PROBLEM: Report how many lines below contain the word "icon", and give only that number.
*** Opening of DATA LISTING ***
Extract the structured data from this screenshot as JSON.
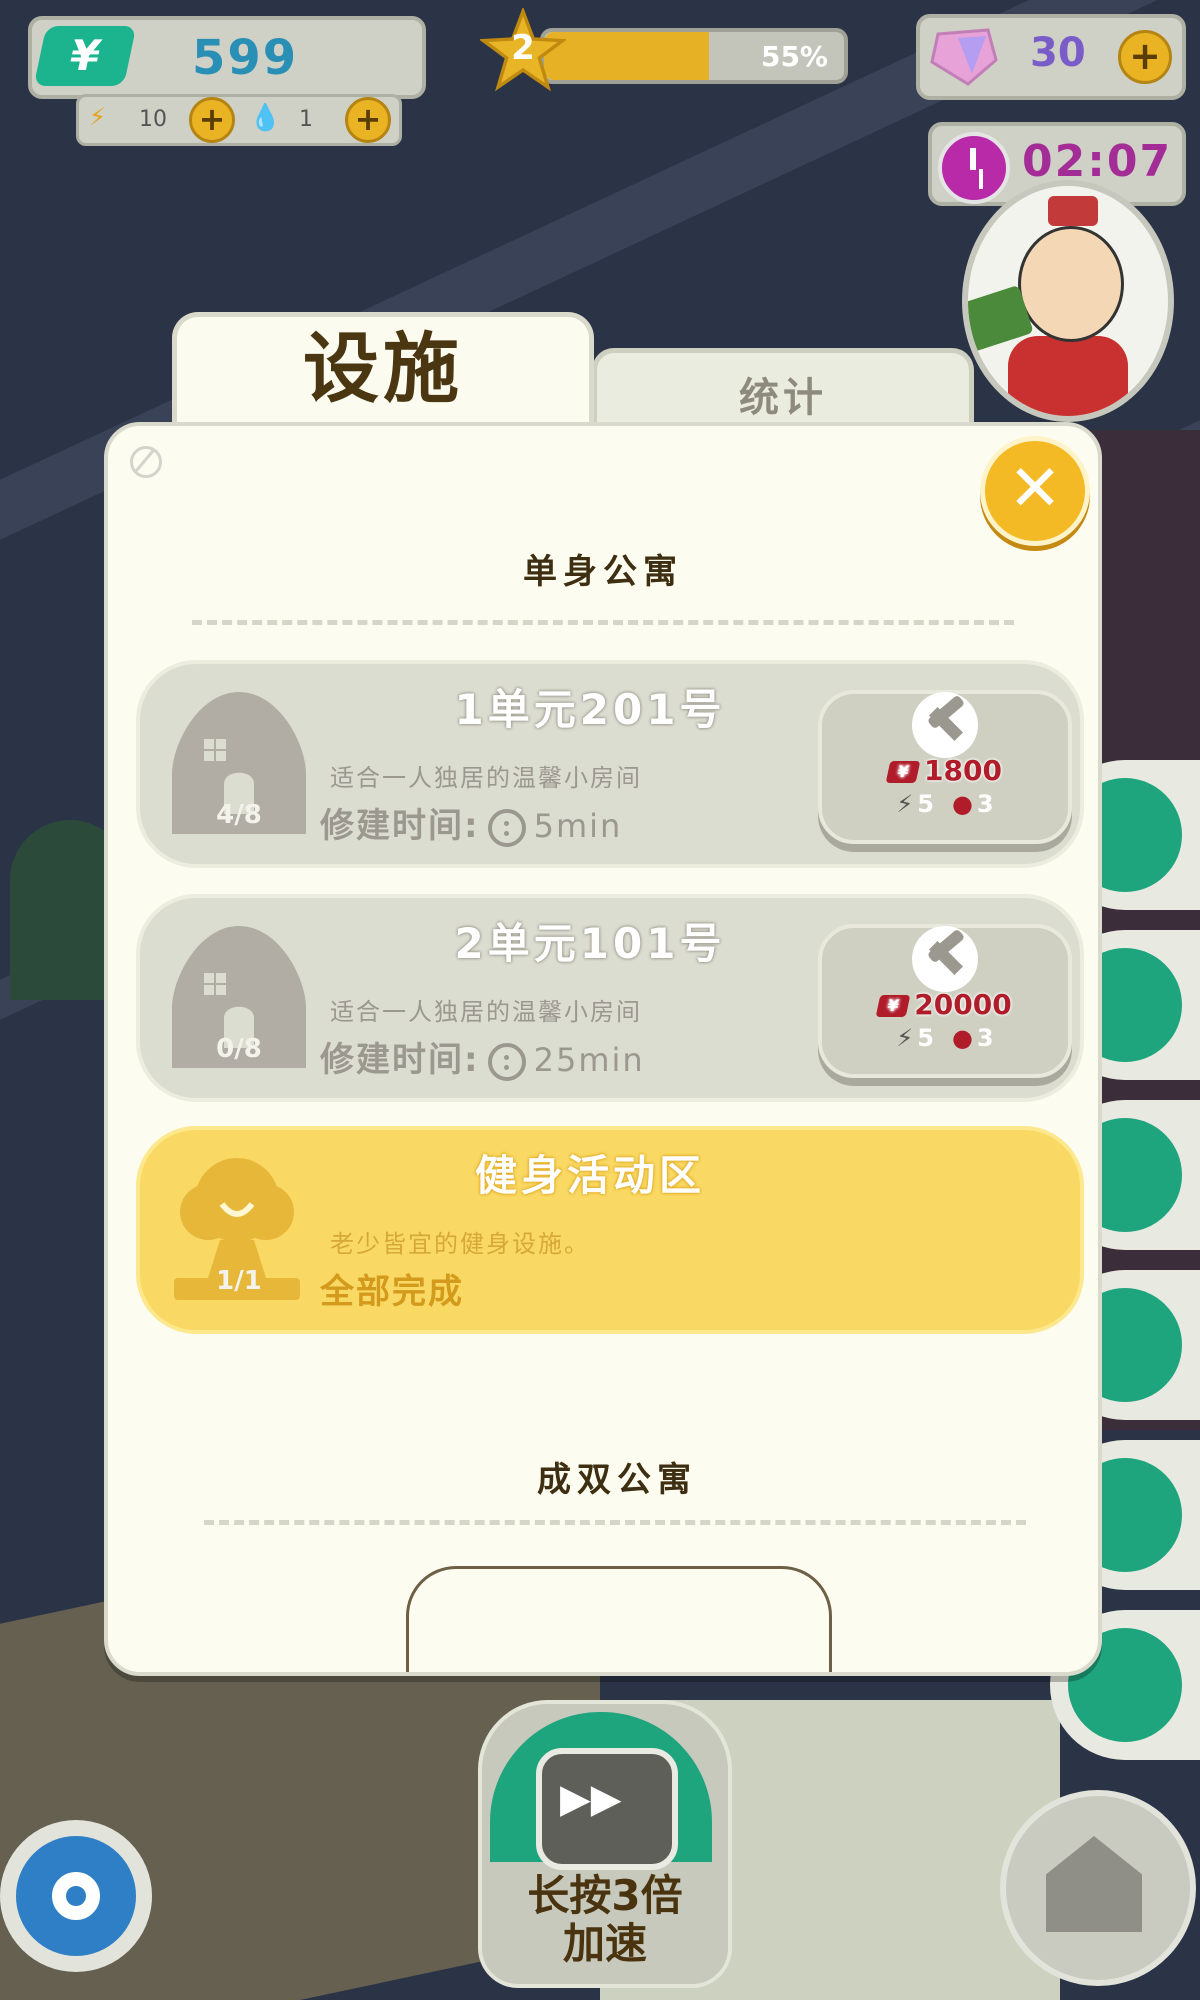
{
  "hud": {
    "money": "599",
    "money_icon": "yen-icon",
    "energy": "10",
    "water": "1",
    "level": "2",
    "level_progress_label": "55%",
    "level_progress": 0.55,
    "gems": "30",
    "timer": "02:07"
  },
  "dialog": {
    "tab_active": "设施",
    "tab_inactive": "统计",
    "close_icon": "close-icon",
    "section1_title": "单身公寓",
    "section2_title": "成双公寓",
    "items": [
      {
        "title": "1单元201号",
        "count": "4/8",
        "desc": "适合一人独居的温馨小房间",
        "build_label": "修建时间:",
        "build_time": "5min",
        "cost_money": "1800",
        "cost_energy": "5",
        "cost_water": "3",
        "state": "available"
      },
      {
        "title": "2单元101号",
        "count": "0/8",
        "desc": "适合一人独居的温馨小房间",
        "build_label": "修建时间:",
        "build_time": "25min",
        "cost_money": "20000",
        "cost_energy": "5",
        "cost_water": "3",
        "state": "available"
      },
      {
        "title": "健身活动区",
        "count": "1/1",
        "desc": "老少皆宜的健身设施。",
        "status": "全部完成",
        "state": "done"
      }
    ]
  },
  "bottom": {
    "speed_label_line1": "长按3倍",
    "speed_label_line2": "加速"
  },
  "colors": {
    "accent_yellow": "#f3ba26",
    "green": "#1fa57d",
    "panel_bg": "#fcfdf0",
    "done_card": "#f9d964",
    "cost_red": "#b01c2a"
  }
}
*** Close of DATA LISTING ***
TASK OUTPUT: 2